Could you copy the records below exactly, leaving out any pictures?
(LISTED RECORDS Opens)
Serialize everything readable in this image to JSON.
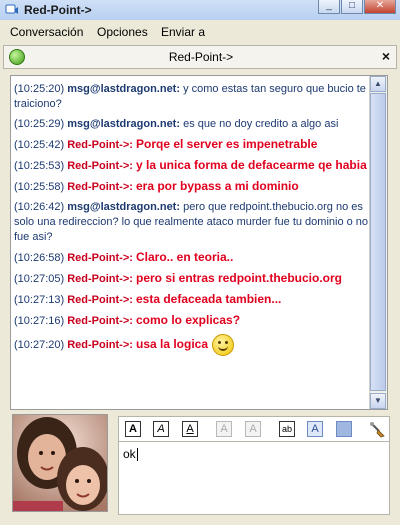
{
  "window": {
    "title": "Red-Point->",
    "minimize_label": "_",
    "maximize_label": "□",
    "close_label": "✕"
  },
  "menu": {
    "items": [
      {
        "label": "Conversación"
      },
      {
        "label": "Opciones"
      },
      {
        "label": "Enviar a"
      }
    ]
  },
  "conversation": {
    "title": "Red-Point->",
    "close_label": "×",
    "status_color": "#3c9a16"
  },
  "messages": [
    {
      "time": "(10:25:20)",
      "sender": "msg@lastdragon.net:",
      "text": "y como estas tan seguro que bucio te traiciono?",
      "type": "other"
    },
    {
      "time": "(10:25:29)",
      "sender": "msg@lastdragon.net:",
      "text": "es que no doy credito a algo asi",
      "type": "other"
    },
    {
      "time": "(10:25:42)",
      "sender": "Red-Point->:",
      "text": "Porqe el server es impenetrable",
      "type": "rp"
    },
    {
      "time": "(10:25:53)",
      "sender": "Red-Point->:",
      "text": "y la unica forma de defacearme qe habia",
      "type": "rp"
    },
    {
      "time": "(10:25:58)",
      "sender": "Red-Point->:",
      "text": "era por bypass a mi dominio",
      "type": "rp"
    },
    {
      "time": "(10:26:42)",
      "sender": "msg@lastdragon.net:",
      "text": "pero que redpoint.thebucio.org no es solo una redireccion? lo que realmente ataco murder fue tu dominio o no fue asi?",
      "type": "other"
    },
    {
      "time": "(10:26:58)",
      "sender": "Red-Point->:",
      "text": "Claro.. en teoria..",
      "type": "rp"
    },
    {
      "time": "(10:27:05)",
      "sender": "Red-Point->:",
      "text": "pero si entras redpoint.thebucio.org",
      "type": "rp"
    },
    {
      "time": "(10:27:13)",
      "sender": "Red-Point->:",
      "text": "esta defaceada tambien...",
      "type": "rp"
    },
    {
      "time": "(10:27:16)",
      "sender": "Red-Point->:",
      "text": "como lo explicas?",
      "type": "rp"
    },
    {
      "time": "(10:27:20)",
      "sender": "Red-Point->:",
      "text": "usa la logica",
      "type": "rp",
      "emoticon": "smiley-icon"
    }
  ],
  "toolbar": {
    "bold_label": "A",
    "italic_label": "A",
    "underline_label": "A",
    "font_up_label": "A",
    "font_down_label": "A",
    "abbrev_label": "ab",
    "color_label": "A",
    "bg_label": "",
    "brush_label": ""
  },
  "input": {
    "value": "ok"
  },
  "colors": {
    "other_sender": "#1d3a70",
    "rp_sender": "#c8001e",
    "rp_text": "#e0001e"
  }
}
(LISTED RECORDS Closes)
§ **TASK SOLUTION**:
Serialize everything readable in this image to JSON.
{
  "window": {
    "title": "Red-Point->",
    "minimize_label": "_",
    "maximize_label": "□",
    "close_label": "✕"
  },
  "menu": {
    "items": [
      {
        "label": "Conversación"
      },
      {
        "label": "Opciones"
      },
      {
        "label": "Enviar a"
      }
    ]
  },
  "conversation": {
    "title": "Red-Point->",
    "close_label": "×",
    "status_color": "#3c9a16"
  },
  "messages": [
    {
      "time": "(10:25:20)",
      "sender": "msg@lastdragon.net:",
      "text": "y como estas tan seguro que bucio te traiciono?",
      "type": "other"
    },
    {
      "time": "(10:25:29)",
      "sender": "msg@lastdragon.net:",
      "text": "es que no doy credito a algo asi",
      "type": "other"
    },
    {
      "time": "(10:25:42)",
      "sender": "Red-Point->:",
      "text": "Porqe el server es impenetrable",
      "type": "rp"
    },
    {
      "time": "(10:25:53)",
      "sender": "Red-Point->:",
      "text": "y la unica forma de defacearme qe habia",
      "type": "rp"
    },
    {
      "time": "(10:25:58)",
      "sender": "Red-Point->:",
      "text": "era por bypass a mi dominio",
      "type": "rp"
    },
    {
      "time": "(10:26:42)",
      "sender": "msg@lastdragon.net:",
      "text": "pero que redpoint.thebucio.org no es solo una redireccion? lo que realmente ataco murder fue tu dominio o no fue asi?",
      "type": "other"
    },
    {
      "time": "(10:26:58)",
      "sender": "Red-Point->:",
      "text": "Claro.. en teoria..",
      "type": "rp"
    },
    {
      "time": "(10:27:05)",
      "sender": "Red-Point->:",
      "text": "pero si entras redpoint.thebucio.org",
      "type": "rp"
    },
    {
      "time": "(10:27:13)",
      "sender": "Red-Point->:",
      "text": "esta defaceada tambien...",
      "type": "rp"
    },
    {
      "time": "(10:27:16)",
      "sender": "Red-Point->:",
      "text": "como lo explicas?",
      "type": "rp"
    },
    {
      "time": "(10:27:20)",
      "sender": "Red-Point->:",
      "text": "usa la logica",
      "type": "rp",
      "emoticon": "smiley-icon"
    }
  ],
  "toolbar": {
    "bold_label": "A",
    "italic_label": "A",
    "underline_label": "A",
    "font_up_label": "A",
    "font_down_label": "A",
    "abbrev_label": "ab",
    "color_label": "A",
    "bg_label": "",
    "brush_label": ""
  },
  "input": {
    "value": "ok"
  },
  "colors": {
    "other_sender": "#1d3a70",
    "rp_sender": "#c8001e",
    "rp_text": "#e0001e"
  }
}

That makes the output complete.